“After establishing a reliable way to keep the bugs happy and growing, a pilot-scale demonstration project was established at the Urban Utilities Luggage Point Resource Recovery Centre and now we’re proud to see the bugs are now part of the full-scale treatment process.”
Dwyer said Urban Utilities has also created a biofarm so it can make the anammox bugs available to other wastewater utilities interested in the technology.
The University of Queensland and Urban Utilities are collaborating on around 18 projects as part of their five-year strategic agreement, Dwyer said.
“We plan to continue to focus our research on a range of innovative projects that promote circular economy, environmental leadership, increase energy efficiency, extend asset life and produce more green energy from the wastewater treatment process as our population continues to grow,” he said.
“For example, we’re exploring new ways to increase the energy efficiency of the wastewater treatment process by increasing the amount of energy we can capture from waste through a process known as Lodomat.”
Hu said Lodomat technologies were developed at UQ’s Australian Centre for Water and Environmental Biotechnology.
“Lodomat consists of a suite of technologies that involve the use of free nitrous acid for the treatment of wastewater sludge,” he said.
Dwyer said Urban Utilities and The University of Queensland were planning to commission three pilot plants at the Luggage Point Innovation Centre to demonstrate and trial the technology at scale.
“The trial will investigate how the novel technology can help us capture more biogas — which we use to generate renewable electricity — during treatment, while also generating less solids,” he said.
“If the trial proves successful, this process could help us reduce our energy use and increase our cost efficiency, which is a win-win for both our operations and the environment.

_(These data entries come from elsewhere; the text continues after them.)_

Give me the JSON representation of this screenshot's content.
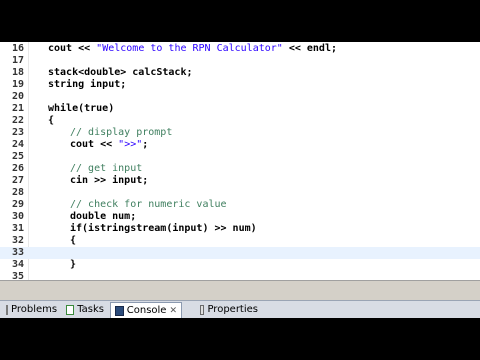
{
  "editor": {
    "lines": [
      {
        "n": "16",
        "text": "cout << ",
        "str": "\"Welcome to the RPN Calculator\"",
        "rest": " << endl;",
        "indent": 0
      },
      {
        "n": "17",
        "text": "",
        "indent": 0
      },
      {
        "n": "18",
        "text": "stack<double> calcStack;",
        "indent": 0
      },
      {
        "n": "19",
        "text": "string input;",
        "indent": 0
      },
      {
        "n": "20",
        "text": "",
        "indent": 0
      },
      {
        "n": "21",
        "text": "while(true)",
        "indent": 0
      },
      {
        "n": "22",
        "text": "{",
        "indent": 0
      },
      {
        "n": "23",
        "comment": "// display prompt",
        "indent": 1
      },
      {
        "n": "24",
        "text": "cout << ",
        "str": "\">>\"",
        "rest": ";",
        "indent": 1
      },
      {
        "n": "25",
        "text": "",
        "indent": 1
      },
      {
        "n": "26",
        "comment": "// get input",
        "indent": 1
      },
      {
        "n": "27",
        "text": "cin >> input;",
        "indent": 1
      },
      {
        "n": "28",
        "text": "",
        "indent": 1
      },
      {
        "n": "29",
        "comment": "// check for numeric value",
        "indent": 1
      },
      {
        "n": "30",
        "text": "double num;",
        "indent": 1
      },
      {
        "n": "31",
        "text": "if(istringstream(input) >> num)",
        "indent": 1
      },
      {
        "n": "32",
        "text": "{",
        "indent": 1
      },
      {
        "n": "33",
        "text": "",
        "indent": 1,
        "current": true
      },
      {
        "n": "34",
        "text": "}",
        "indent": 1
      },
      {
        "n": "35",
        "text": "",
        "indent": 0
      }
    ]
  },
  "panel": {
    "tabs": [
      {
        "label": "Problems",
        "icon": "problems-icon",
        "active": false
      },
      {
        "label": "Tasks",
        "icon": "tasks-icon",
        "active": false
      },
      {
        "label": "Console",
        "icon": "console-icon",
        "active": true,
        "closable": true
      },
      {
        "label": "Properties",
        "icon": "properties-icon",
        "active": false
      }
    ],
    "close_glyph": "✕"
  }
}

“We’re excited to see where this trial and the next five years takes us as we continue to innovate alongside our partners at The University of Queensland.”